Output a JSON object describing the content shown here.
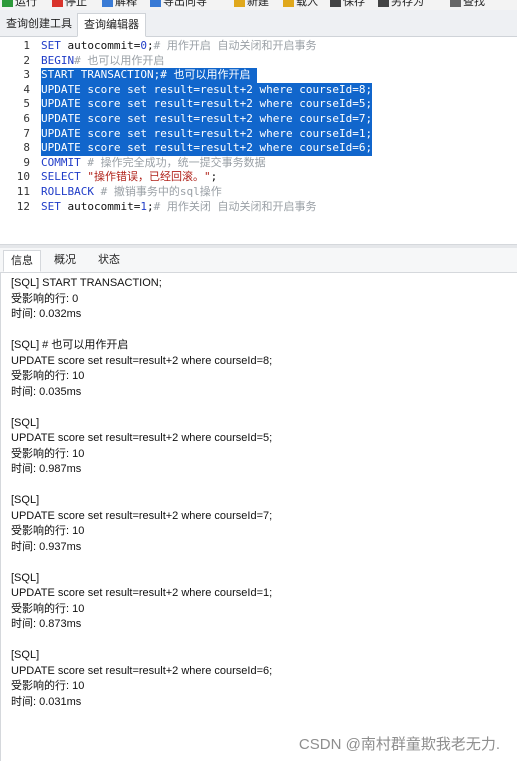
{
  "toolbar": {
    "buttons": [
      {
        "label": "运行",
        "color": "#2e9a3a"
      },
      {
        "label": "停止",
        "color": "#d9342b"
      },
      {
        "label": "解释",
        "color": "#3a7bd5"
      },
      {
        "label": "导出向导",
        "color": "#3a7bd5"
      },
      {
        "label": "新建",
        "color": "#e0a81c"
      },
      {
        "label": "载入",
        "color": "#e0a81c"
      },
      {
        "label": "保存",
        "color": "#444444"
      },
      {
        "label": "另存为",
        "color": "#444444"
      },
      {
        "label": "查找",
        "color": "#666666"
      }
    ]
  },
  "tabs": {
    "query_builder": "查询创建工具",
    "query_editor": "查询编辑器"
  },
  "editor": {
    "lines": [
      {
        "n": "1",
        "sel": false,
        "parts": [
          {
            "t": "SET",
            "c": "kw"
          },
          {
            "t": " autocommit=",
            "c": "ptxt"
          },
          {
            "t": "0",
            "c": "kw"
          },
          {
            "t": ";",
            "c": "ptxt"
          },
          {
            "t": "# 用作开启 自动关闭和开启事务",
            "c": "cm"
          }
        ]
      },
      {
        "n": "2",
        "sel": false,
        "parts": [
          {
            "t": "BEGIN",
            "c": "kw"
          },
          {
            "t": "# 也可以用作开启",
            "c": "cm"
          }
        ]
      },
      {
        "n": "3",
        "sel": true,
        "parts": [
          {
            "t": "START TRANSACTION;# 也可以用作开启 ",
            "c": "selt"
          }
        ]
      },
      {
        "n": "4",
        "sel": true,
        "parts": [
          {
            "t": "UPDATE score set result=result+2 where courseId=8;",
            "c": "selt"
          }
        ]
      },
      {
        "n": "5",
        "sel": true,
        "parts": [
          {
            "t": "UPDATE score set result=result+2 where courseId=5;",
            "c": "selt"
          }
        ]
      },
      {
        "n": "6",
        "sel": true,
        "parts": [
          {
            "t": "UPDATE score set result=result+2 where courseId=7;",
            "c": "selt"
          }
        ]
      },
      {
        "n": "7",
        "sel": true,
        "parts": [
          {
            "t": "UPDATE score set result=result+2 where courseId=1;",
            "c": "selt"
          }
        ]
      },
      {
        "n": "8",
        "sel": true,
        "parts": [
          {
            "t": "UPDATE score set result=result+2 where courseId=6;",
            "c": "selt"
          }
        ]
      },
      {
        "n": "9",
        "sel": false,
        "parts": [
          {
            "t": "COMMIT",
            "c": "kw"
          },
          {
            "t": " # 操作完全成功，统一提交事务数据",
            "c": "cm"
          }
        ]
      },
      {
        "n": "10",
        "sel": false,
        "parts": [
          {
            "t": "SELECT",
            "c": "kw"
          },
          {
            "t": " \"操作错误，已经回滚。\"",
            "c": "str"
          },
          {
            "t": ";",
            "c": "ptxt"
          }
        ]
      },
      {
        "n": "11",
        "sel": false,
        "parts": [
          {
            "t": "ROLLBACK",
            "c": "kw"
          },
          {
            "t": " # 撤销事务中的sql操作",
            "c": "cm"
          }
        ]
      },
      {
        "n": "12",
        "sel": false,
        "parts": [
          {
            "t": "SET",
            "c": "kw"
          },
          {
            "t": " autocommit=",
            "c": "ptxt"
          },
          {
            "t": "1",
            "c": "kw"
          },
          {
            "t": ";",
            "c": "ptxt"
          },
          {
            "t": "# 用作关闭 自动关闭和开启事务",
            "c": "cm"
          }
        ]
      }
    ]
  },
  "panel_tabs": {
    "info": "信息",
    "overview": "概况",
    "status": "状态"
  },
  "output": {
    "lines": [
      "[SQL] START TRANSACTION;",
      "受影响的行: 0",
      "时间: 0.032ms",
      "",
      "[SQL] # 也可以用作开启",
      "UPDATE score set result=result+2 where courseId=8;",
      "受影响的行: 10",
      "时间: 0.035ms",
      "",
      "[SQL]",
      "UPDATE score set result=result+2 where courseId=5;",
      "受影响的行: 10",
      "时间: 0.987ms",
      "",
      "[SQL]",
      "UPDATE score set result=result+2 where courseId=7;",
      "受影响的行: 10",
      "时间: 0.937ms",
      "",
      "[SQL]",
      "UPDATE score set result=result+2 where courseId=1;",
      "受影响的行: 10",
      "时间: 0.873ms",
      "",
      "[SQL]",
      "UPDATE score set result=result+2 where courseId=6;",
      "受影响的行: 10",
      "时间: 0.031ms"
    ]
  },
  "watermark": "CSDN @南村群童欺我老无力."
}
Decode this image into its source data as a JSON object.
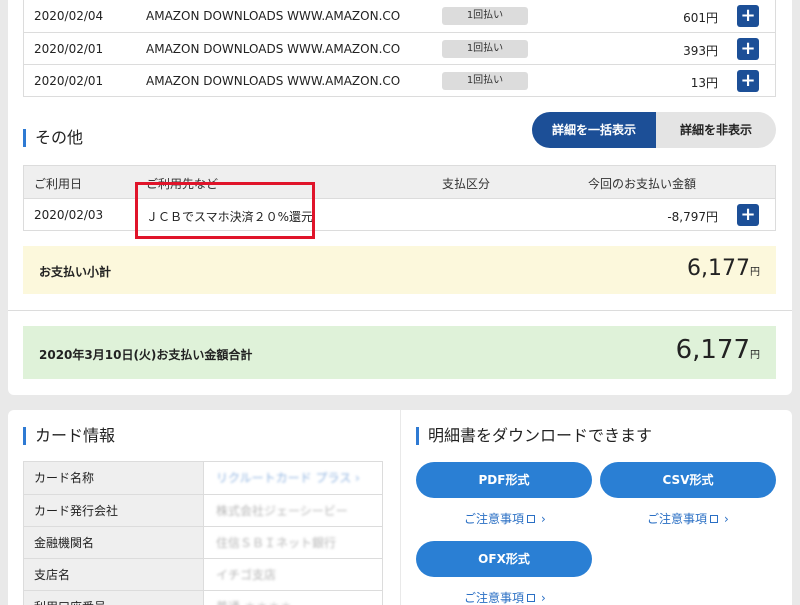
{
  "transactions": [
    {
      "date": "2020/02/04",
      "shop": "AMAZON DOWNLOADS WWW.AMAZON.CO",
      "pay": "1回払い",
      "amount": "601円"
    },
    {
      "date": "2020/02/01",
      "shop": "AMAZON DOWNLOADS WWW.AMAZON.CO",
      "pay": "1回払い",
      "amount": "393円"
    },
    {
      "date": "2020/02/01",
      "shop": "AMAZON DOWNLOADS WWW.AMAZON.CO",
      "pay": "1回払い",
      "amount": "13円"
    }
  ],
  "other": {
    "title": "その他",
    "show_all": "詳細を一括表示",
    "hide_all": "詳細を非表示",
    "headers": {
      "date": "ご利用日",
      "shop": "ご利用先など",
      "pay": "支払区分",
      "amount": "今回のお支払い金額"
    },
    "row": {
      "date": "2020/02/03",
      "shop": "ＪＣＢでスマホ決済２０%還元",
      "amount": "-8,797円"
    }
  },
  "subtotal": {
    "label": "お支払い小計",
    "value": "6,177",
    "unit": "円"
  },
  "total": {
    "label": "2020年3月10日(火)お支払い金額合計",
    "value": "6,177",
    "unit": "円"
  },
  "card_info": {
    "title": "カード情報",
    "rows": [
      {
        "label": "カード名称",
        "value": "リクルートカード プラス ›"
      },
      {
        "label": "カード発行会社",
        "value": "株式会社ジェーシービー"
      },
      {
        "label": "金融機関名",
        "value": "住信ＳＢＩネット銀行"
      },
      {
        "label": "支店名",
        "value": "イチゴ支店"
      },
      {
        "label": "利用口座番号",
        "value": "普通 ＊＊＊＊"
      }
    ]
  },
  "download": {
    "title": "明細書をダウンロードできます",
    "pdf": "PDF形式",
    "csv": "CSV形式",
    "ofx": "OFX形式",
    "notice": "ご注意事項"
  },
  "icons": {
    "plus": "+",
    "chevron": "›"
  },
  "colors": {
    "navy": "#1c4f97",
    "blue": "#2a7fd4",
    "highlight": "#e0142a",
    "subtotal_bg": "#fcf8dc",
    "total_bg": "#dff2d9"
  }
}
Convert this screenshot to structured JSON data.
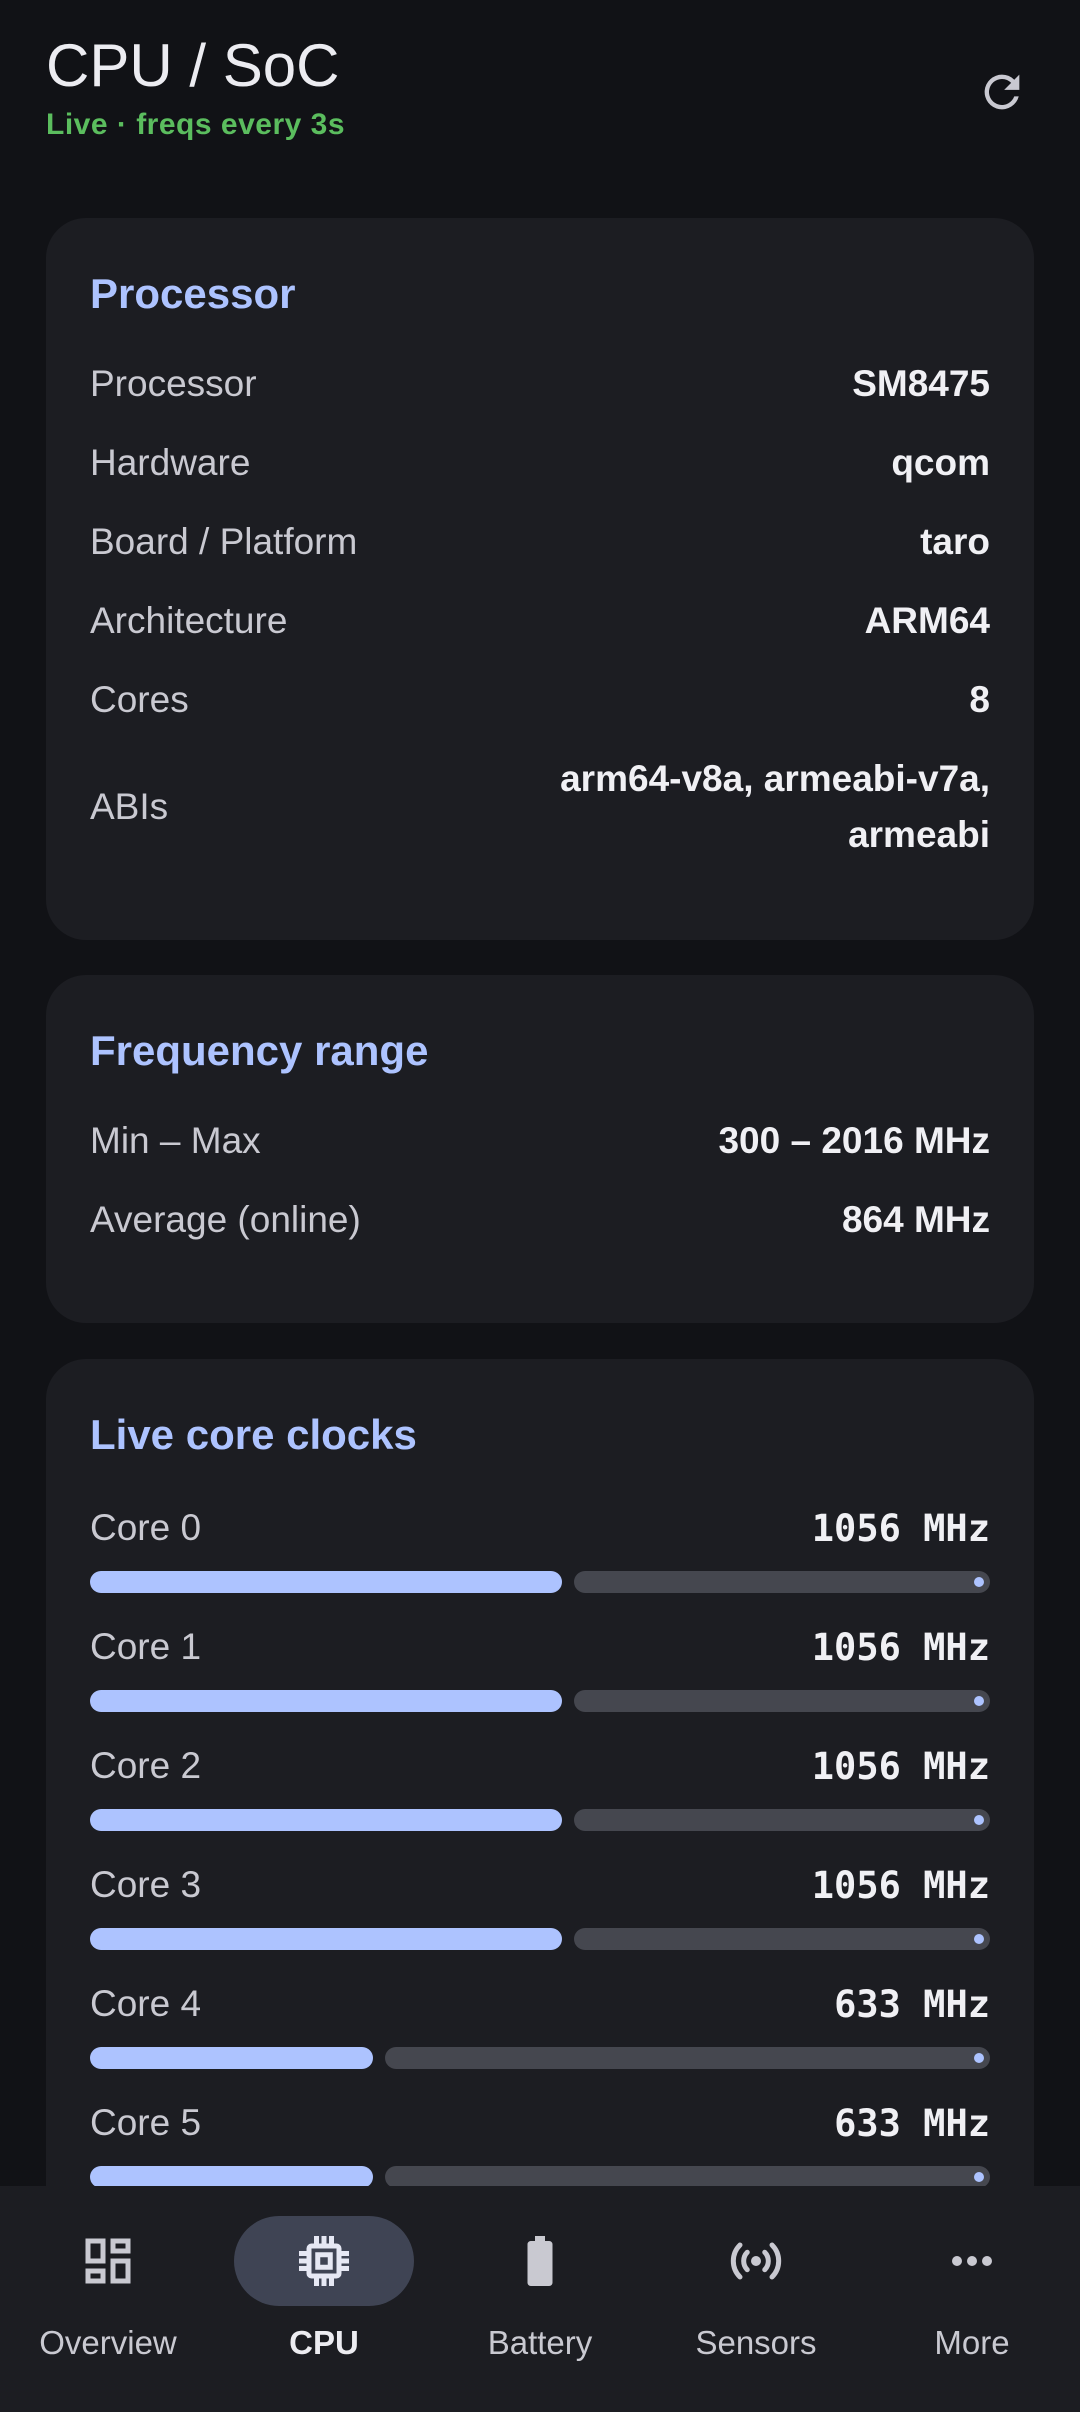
{
  "header": {
    "title": "CPU / SoC",
    "subtitle": "Live · freqs every 3s"
  },
  "processor": {
    "title": "Processor",
    "rows": [
      {
        "label": "Processor",
        "value": "SM8475"
      },
      {
        "label": "Hardware",
        "value": "qcom"
      },
      {
        "label": "Board / Platform",
        "value": "taro"
      },
      {
        "label": "Architecture",
        "value": "ARM64"
      },
      {
        "label": "Cores",
        "value": "8"
      }
    ],
    "abis": {
      "label": "ABIs",
      "value_line1": "arm64-v8a, armeabi-v7a,",
      "value_line2": "armeabi"
    }
  },
  "frequency": {
    "title": "Frequency range",
    "rows": [
      {
        "label": "Min – Max",
        "value": "300 – 2016 MHz"
      },
      {
        "label": "Average (online)",
        "value": "864 MHz"
      }
    ]
  },
  "cores": {
    "title": "Live core clocks",
    "items": [
      {
        "label": "Core 0",
        "value": "1056 MHz",
        "level": 0.524
      },
      {
        "label": "Core 1",
        "value": "1056 MHz",
        "level": 0.524
      },
      {
        "label": "Core 2",
        "value": "1056 MHz",
        "level": 0.524
      },
      {
        "label": "Core 3",
        "value": "1056 MHz",
        "level": 0.524
      },
      {
        "label": "Core 4",
        "value": "633 MHz",
        "level": 0.314
      },
      {
        "label": "Core 5",
        "value": "633 MHz",
        "level": 0.314
      }
    ]
  },
  "nav": {
    "items": [
      {
        "label": "Overview",
        "icon": "dashboard-icon",
        "active": false
      },
      {
        "label": "CPU",
        "icon": "chip-icon",
        "active": true
      },
      {
        "label": "Battery",
        "icon": "battery-icon",
        "active": false
      },
      {
        "label": "Sensors",
        "icon": "sensors-icon",
        "active": false
      },
      {
        "label": "More",
        "icon": "more-horizontal-icon",
        "active": false
      }
    ]
  },
  "colors": {
    "accent": "#adc3ff",
    "live": "#5bbd5e",
    "background": "#111216",
    "card": "#1c1d22"
  }
}
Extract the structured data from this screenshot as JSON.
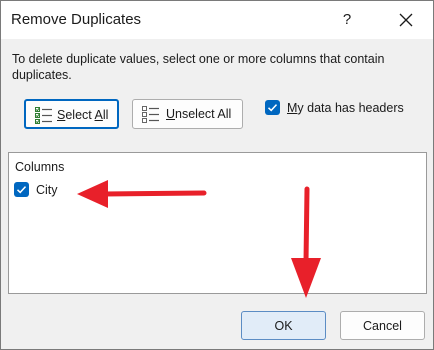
{
  "dialog": {
    "title": "Remove Duplicates",
    "help_symbol": "?",
    "description": "To delete duplicate values, select one or more columns that contain duplicates."
  },
  "toolbar": {
    "select_all": {
      "accel": "S",
      "rest": "elect ",
      "underlined": "A",
      "tail": "ll"
    },
    "unselect_all": {
      "accel": "U",
      "rest": "nselect All"
    },
    "headers_checkbox": {
      "accel": "M",
      "rest": "y data has headers",
      "checked": true
    }
  },
  "columns": {
    "title": "Columns",
    "items": [
      {
        "label": "City",
        "checked": true
      }
    ]
  },
  "footer": {
    "ok_label": "OK",
    "cancel_label": "Cancel"
  },
  "colors": {
    "accent": "#0067c0",
    "annotation_arrow": "#e8202a"
  },
  "icons": [
    "help-icon",
    "close-icon",
    "select-all-icon",
    "unselect-all-icon",
    "checkmark-icon",
    "annotation-arrow"
  ]
}
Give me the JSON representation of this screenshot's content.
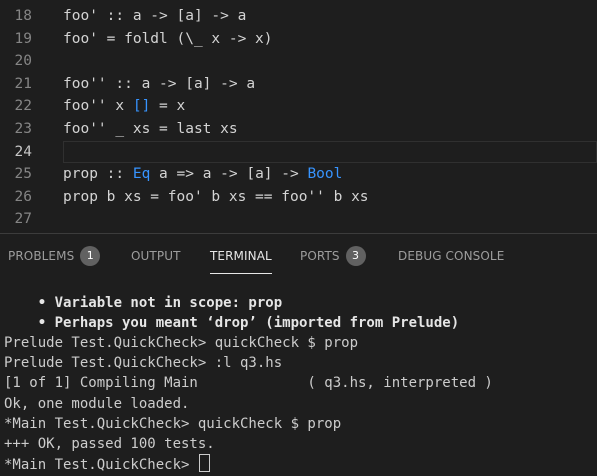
{
  "editor": {
    "lines": [
      {
        "num": "18",
        "segments": [
          {
            "t": "foo' :: a -> [a] -> a",
            "c": "plain"
          }
        ]
      },
      {
        "num": "19",
        "segments": [
          {
            "t": "foo' = foldl (\\_ x -> x)",
            "c": "plain"
          }
        ]
      },
      {
        "num": "20",
        "segments": []
      },
      {
        "num": "21",
        "segments": [
          {
            "t": "foo'' :: a -> [a] -> a",
            "c": "plain"
          }
        ]
      },
      {
        "num": "22",
        "segments": [
          {
            "t": "foo'' x ",
            "c": "plain"
          },
          {
            "t": "[]",
            "c": "type"
          },
          {
            "t": " = x",
            "c": "plain"
          }
        ]
      },
      {
        "num": "23",
        "segments": [
          {
            "t": "foo'' _ xs = last xs",
            "c": "plain"
          }
        ]
      },
      {
        "num": "24",
        "segments": [],
        "current": true
      },
      {
        "num": "25",
        "segments": [
          {
            "t": "prop :: ",
            "c": "plain"
          },
          {
            "t": "Eq",
            "c": "type"
          },
          {
            "t": " a => a -> [a] -> ",
            "c": "plain"
          },
          {
            "t": "Bool",
            "c": "type"
          }
        ]
      },
      {
        "num": "26",
        "segments": [
          {
            "t": "prop b xs = foo' b xs == foo'' b xs",
            "c": "plain"
          }
        ]
      },
      {
        "num": "27",
        "segments": []
      }
    ]
  },
  "panel": {
    "tabs": [
      {
        "label": "PROBLEMS",
        "badge": "1",
        "active": false
      },
      {
        "label": "OUTPUT",
        "badge": null,
        "active": false
      },
      {
        "label": "TERMINAL",
        "badge": null,
        "active": true
      },
      {
        "label": "PORTS",
        "badge": "3",
        "active": false
      },
      {
        "label": "DEBUG CONSOLE",
        "badge": null,
        "active": false
      }
    ]
  },
  "terminal": {
    "lines": [
      {
        "text": "    • Variable not in scope: prop",
        "bold": true
      },
      {
        "text": "    • Perhaps you meant ‘drop’ (imported from Prelude)",
        "bold": true
      },
      {
        "text": "Prelude Test.QuickCheck> quickCheck $ prop",
        "bold": false
      },
      {
        "text": "Prelude Test.QuickCheck> :l q3.hs",
        "bold": false
      },
      {
        "text": "[1 of 1] Compiling Main             ( q3.hs, interpreted )",
        "bold": false
      },
      {
        "text": "Ok, one module loaded.",
        "bold": false
      },
      {
        "text": "*Main Test.QuickCheck> quickCheck $ prop",
        "bold": false
      },
      {
        "text": "+++ OK, passed 100 tests.",
        "bold": false
      },
      {
        "text": "*Main Test.QuickCheck> ",
        "bold": false,
        "cursor": true
      }
    ]
  },
  "colors": {
    "background": "#1e1e1e",
    "keyword_type": "#3794ff",
    "text": "#d4d4d4",
    "badge": "#616161"
  }
}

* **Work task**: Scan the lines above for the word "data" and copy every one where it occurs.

* **Reply**:
Decode this image into its source data as a JSON object.
Convert this screenshot to structured JSON data.
Extract the structured data from this screenshot as JSON.
      "rest": "y data has headers",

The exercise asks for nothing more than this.